Alexander Lukashenko remarked he had repeatedly instructed the Council of Ministers, the Presidential Property Management Directorate, the National Bank and the State Control Committee to work out a coordinated view on the operation of duty-free shops. “The matter is important, we cannot avoid it. This is why we need yes or no. It is the purpose of today’s session,” said the President.

A draft regulation on duty-free shops had been forwarded to the head of state for signing. “Judging by the document nobody doubts the advisability of reopening these shops but conditions of private business operation in this part of the market have revealed polarity of views of some government agencies. There are other problems, too,” stated Alexander Lukashenko.

The head of state reminded that in 2005 the State Control Committee carried out several audits in five duty-free organizations and 21 duty-free shops. The Committee also monitored alcohol sales at these shops for two days 24 hours a day. It turned out that the bulk of the alcohol, about 60%, was made available on the home market, illegally. In turn, products of Belarusian make accounted for only 0.2% of the trade turnover of the duty-free shops. “In essence these shops were used to illegally sell alcohol products in Belarus. Customs officers, who had access to customs clearance stations, were involved in the operation,” said Alexander Lukashenko. He remarked that this led to criminal corrupted areas sprouting all over the country, including at the border.

The head of state remarked that duty-free shops had enjoyed considerable tax preferences. “If you leave the country, feel free to buy Belarusian goods, vodka, and take it anywhere you like. The country should have earned much more foreign currency from it. Instead alcohol and other goods were sold domestically in huge amounts”.

Alexander Lukashenko remarked that duty-free shops had been designed to sell Belarusian products, but they traded mainly in imports on preferential terms. In his words, the situation has changed little since then. “Domestic goods account for about 5% of the trade turnover in the shops that have been allowed working. Are you saying I should play this game for 5% and are you trying to convince me that the practices seen back then will not be resumed?” Alexander Lukashenko asked participants of the session. “Do I need that? I don’t. Does the country need it? It doesn’t. Maybe Belarusian people need it? They don’t”.

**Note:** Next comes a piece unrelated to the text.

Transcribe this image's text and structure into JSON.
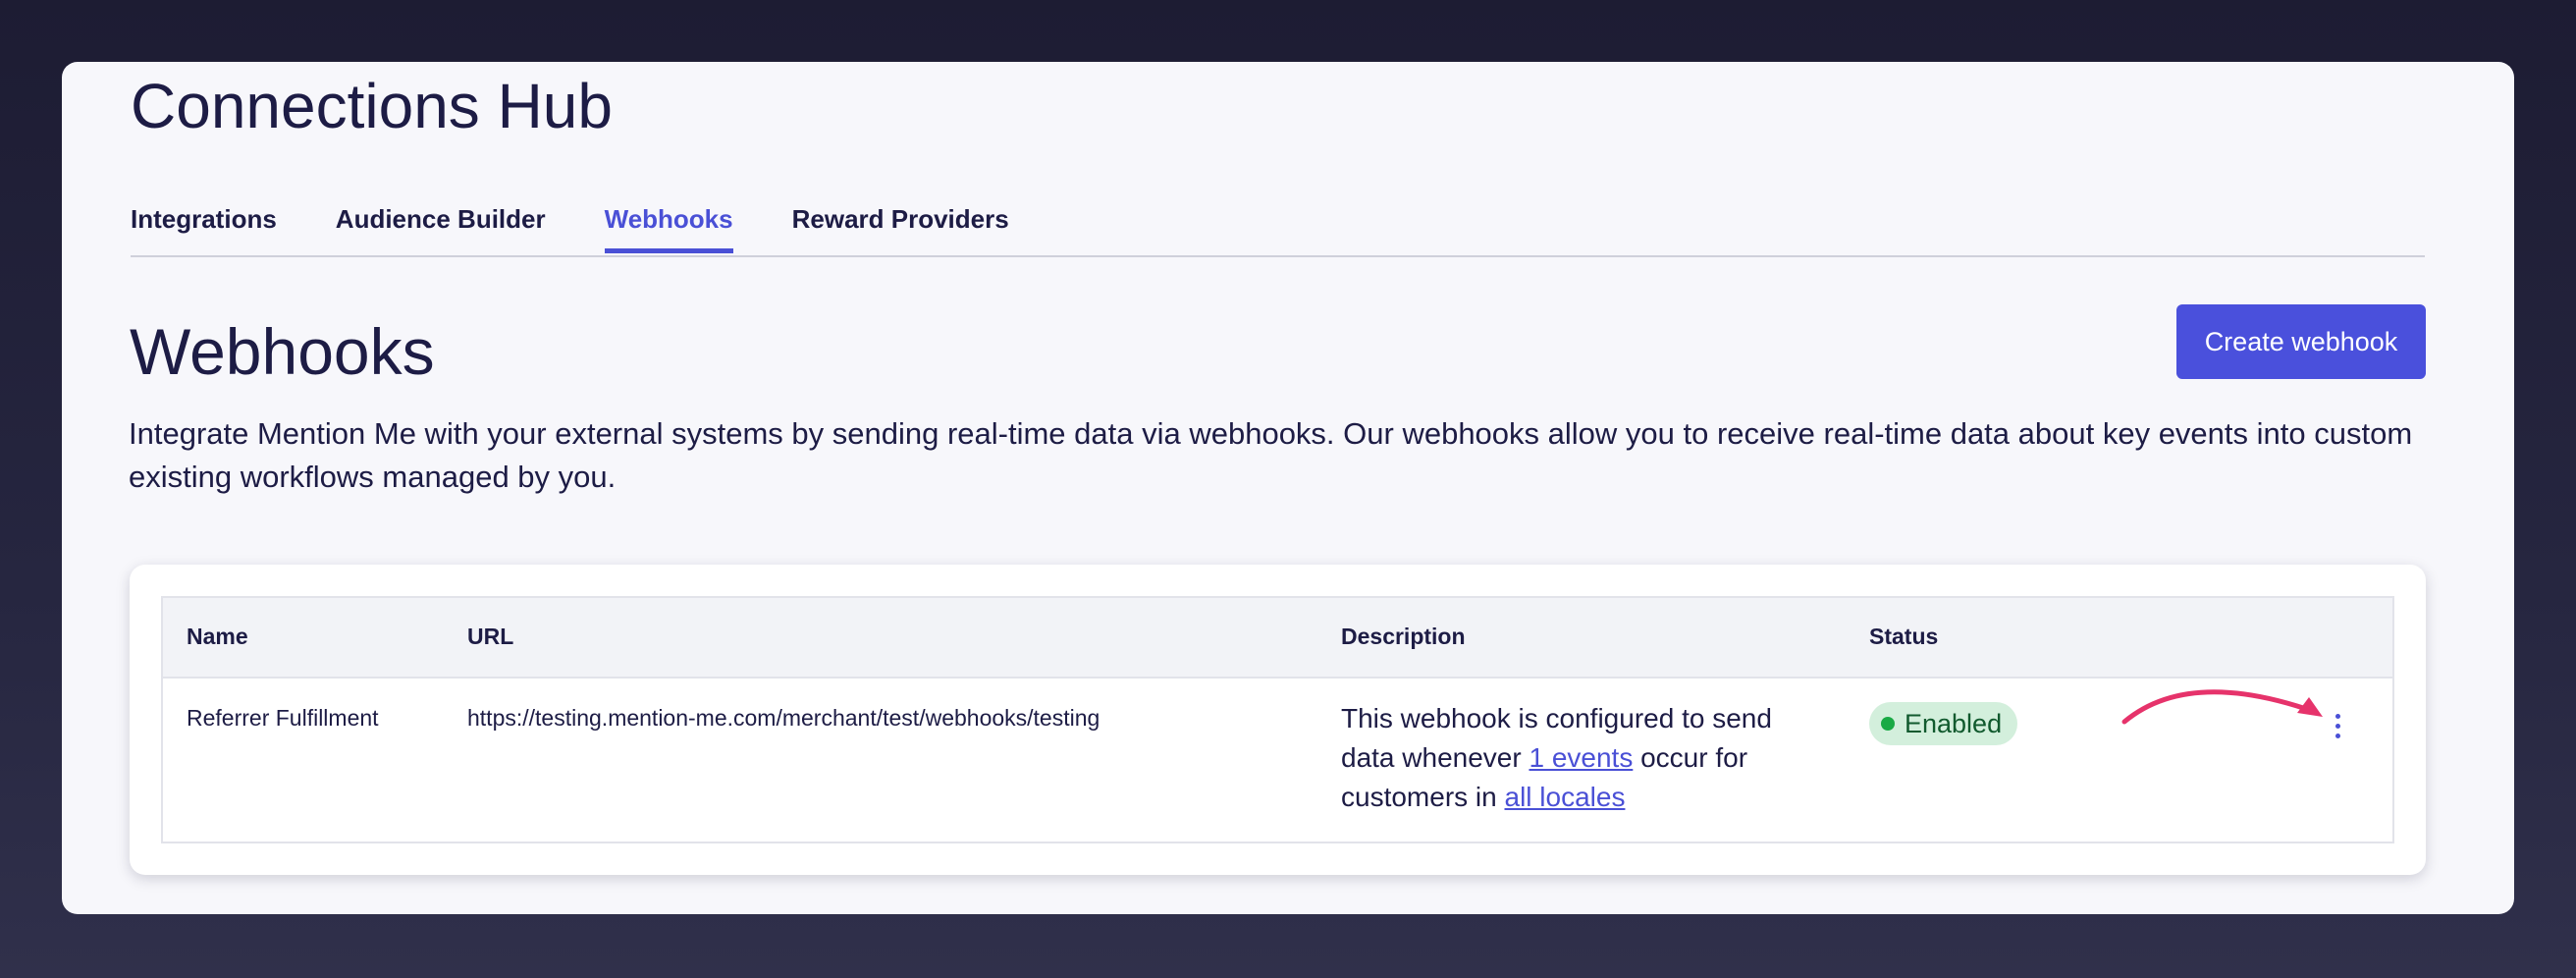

“I would like to hear reasons as to why we have to do it, who will benefit from it, what the state will get, how much foreign currency the country will earn,” said the President.

The head of state made it clear he wanted to hear concrete answers to these questions.